When someone mentions healthcare reform what exactly are they referring to? This term has become synonymous with The Affordable Care Act that was signed into law March 2010 by President Obama. The law, which rolls out over the next few years with most changes occurring in 2014, is a common topic in America’s boardrooms as companies develop their strategic plans for future growth. The decisions made in these boardrooms over the next few years will provide the backdrop for the future of healthcare coverage in the workplace.
The law was designed with the intention that medical coverage will not only become affordable for every American, but by 2014 each American will be required to have coverage. In addition, employers will be faced with the “Pay or Play” decision in 2014, which simply means that employees will either be provided healthcare by their employer (the Play option) or coverage will have to be purchased through an Exchange on an after tax basis (the Pay option). If employers choose to “Pay” rather than “Play”, employees will be forced to purchase healthcare coverage somewhere else.
The most recent changes that took place in 2011 include coverage for children up to the age of 26, removal of lifetime maximums from existing and new medical plans and no cost sharing for preventive healthcare. In addition, the exclusion of over the counter drugs paid by Flexible Spending accounts was enacted.
Going forward in 2012 employers will be required to report the value of employee health coverage on individual W2’s. The plan value will not be included as taxable income for employees. This W2 reporting is a tracking mechanism and was designed to support the 40% excise tax employers with high cost plans will be subject to in 2018. Employers will want to take a proactive approach and discuss these W2 requirements with their payroll providers to ensure they are planning for these upcoming changes.

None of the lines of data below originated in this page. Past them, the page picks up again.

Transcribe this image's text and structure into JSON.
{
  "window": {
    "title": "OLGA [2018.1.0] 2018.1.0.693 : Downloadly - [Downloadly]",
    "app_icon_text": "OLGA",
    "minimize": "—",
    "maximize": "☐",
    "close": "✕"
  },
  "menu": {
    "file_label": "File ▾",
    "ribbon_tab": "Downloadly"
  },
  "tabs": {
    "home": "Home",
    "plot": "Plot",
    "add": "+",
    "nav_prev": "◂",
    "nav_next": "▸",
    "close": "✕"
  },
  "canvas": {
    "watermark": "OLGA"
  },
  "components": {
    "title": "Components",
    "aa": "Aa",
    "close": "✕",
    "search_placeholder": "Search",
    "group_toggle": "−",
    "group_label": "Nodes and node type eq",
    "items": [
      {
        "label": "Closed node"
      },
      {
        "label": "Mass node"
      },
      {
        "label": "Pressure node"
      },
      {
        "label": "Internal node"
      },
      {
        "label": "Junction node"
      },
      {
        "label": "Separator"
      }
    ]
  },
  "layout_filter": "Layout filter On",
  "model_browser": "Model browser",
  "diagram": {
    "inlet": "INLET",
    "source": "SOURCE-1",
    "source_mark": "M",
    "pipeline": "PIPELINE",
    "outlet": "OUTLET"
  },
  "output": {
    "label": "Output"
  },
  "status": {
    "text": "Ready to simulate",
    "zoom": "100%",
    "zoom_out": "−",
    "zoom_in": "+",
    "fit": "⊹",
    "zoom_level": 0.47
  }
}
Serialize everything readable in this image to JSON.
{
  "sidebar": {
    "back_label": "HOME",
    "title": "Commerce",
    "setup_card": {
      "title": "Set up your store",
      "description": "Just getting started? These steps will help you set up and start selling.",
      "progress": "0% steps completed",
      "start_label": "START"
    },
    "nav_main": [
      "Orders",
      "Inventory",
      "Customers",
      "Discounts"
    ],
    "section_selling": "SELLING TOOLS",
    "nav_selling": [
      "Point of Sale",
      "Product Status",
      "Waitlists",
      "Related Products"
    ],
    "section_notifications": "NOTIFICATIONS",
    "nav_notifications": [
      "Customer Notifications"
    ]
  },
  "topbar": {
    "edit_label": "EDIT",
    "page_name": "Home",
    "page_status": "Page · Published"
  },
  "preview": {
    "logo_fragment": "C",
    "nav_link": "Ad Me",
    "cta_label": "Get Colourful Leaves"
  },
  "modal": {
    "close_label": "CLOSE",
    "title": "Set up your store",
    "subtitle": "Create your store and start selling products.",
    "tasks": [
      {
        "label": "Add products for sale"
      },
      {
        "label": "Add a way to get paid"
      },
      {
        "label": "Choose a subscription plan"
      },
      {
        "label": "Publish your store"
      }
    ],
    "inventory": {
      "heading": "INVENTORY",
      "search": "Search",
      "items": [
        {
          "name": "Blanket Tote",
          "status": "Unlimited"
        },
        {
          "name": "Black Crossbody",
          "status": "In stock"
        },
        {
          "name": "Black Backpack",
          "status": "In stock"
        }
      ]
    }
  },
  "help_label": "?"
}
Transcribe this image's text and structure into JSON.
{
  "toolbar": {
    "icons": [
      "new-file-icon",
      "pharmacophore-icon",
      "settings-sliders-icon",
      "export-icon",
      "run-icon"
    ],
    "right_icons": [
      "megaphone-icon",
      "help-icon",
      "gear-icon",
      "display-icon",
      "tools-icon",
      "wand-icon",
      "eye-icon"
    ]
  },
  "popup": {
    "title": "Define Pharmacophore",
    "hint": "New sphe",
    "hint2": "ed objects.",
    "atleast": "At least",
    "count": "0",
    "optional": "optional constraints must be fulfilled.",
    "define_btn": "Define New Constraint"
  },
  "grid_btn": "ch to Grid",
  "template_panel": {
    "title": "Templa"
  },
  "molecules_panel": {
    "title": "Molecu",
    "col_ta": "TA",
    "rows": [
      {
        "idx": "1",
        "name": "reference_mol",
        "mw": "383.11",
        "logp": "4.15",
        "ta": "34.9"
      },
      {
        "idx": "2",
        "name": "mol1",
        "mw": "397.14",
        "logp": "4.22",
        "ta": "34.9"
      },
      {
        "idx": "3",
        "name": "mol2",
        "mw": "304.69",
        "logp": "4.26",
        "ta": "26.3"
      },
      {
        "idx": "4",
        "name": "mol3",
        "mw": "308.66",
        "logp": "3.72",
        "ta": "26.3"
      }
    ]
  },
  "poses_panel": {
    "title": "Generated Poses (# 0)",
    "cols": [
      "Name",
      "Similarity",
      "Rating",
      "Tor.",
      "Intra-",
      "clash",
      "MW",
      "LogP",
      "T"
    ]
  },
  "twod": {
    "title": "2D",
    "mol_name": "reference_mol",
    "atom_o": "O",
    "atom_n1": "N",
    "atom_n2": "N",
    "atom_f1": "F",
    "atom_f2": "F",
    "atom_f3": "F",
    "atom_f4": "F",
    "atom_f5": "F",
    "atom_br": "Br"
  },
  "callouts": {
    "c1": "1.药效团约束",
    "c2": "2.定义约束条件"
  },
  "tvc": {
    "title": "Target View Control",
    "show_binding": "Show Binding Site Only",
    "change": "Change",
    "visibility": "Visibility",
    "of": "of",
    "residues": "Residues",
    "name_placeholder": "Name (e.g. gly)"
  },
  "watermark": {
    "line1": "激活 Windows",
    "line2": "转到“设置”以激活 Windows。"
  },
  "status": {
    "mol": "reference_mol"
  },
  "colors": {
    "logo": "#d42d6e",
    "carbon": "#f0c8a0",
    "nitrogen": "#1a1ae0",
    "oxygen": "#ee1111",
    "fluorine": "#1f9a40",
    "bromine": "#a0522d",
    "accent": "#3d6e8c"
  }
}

As 2014 draws closer, the debate in Congress continues over healthcare reform. The issue is bipartisan and some organizations are jumping on the bandwagon by filing lawsuits claiming the law is unconstitutional. Whatever the outcome, the next few years are going to be very interesting as organizations decide whether or not to use a health plan as a competitive advantage in attracting top talent.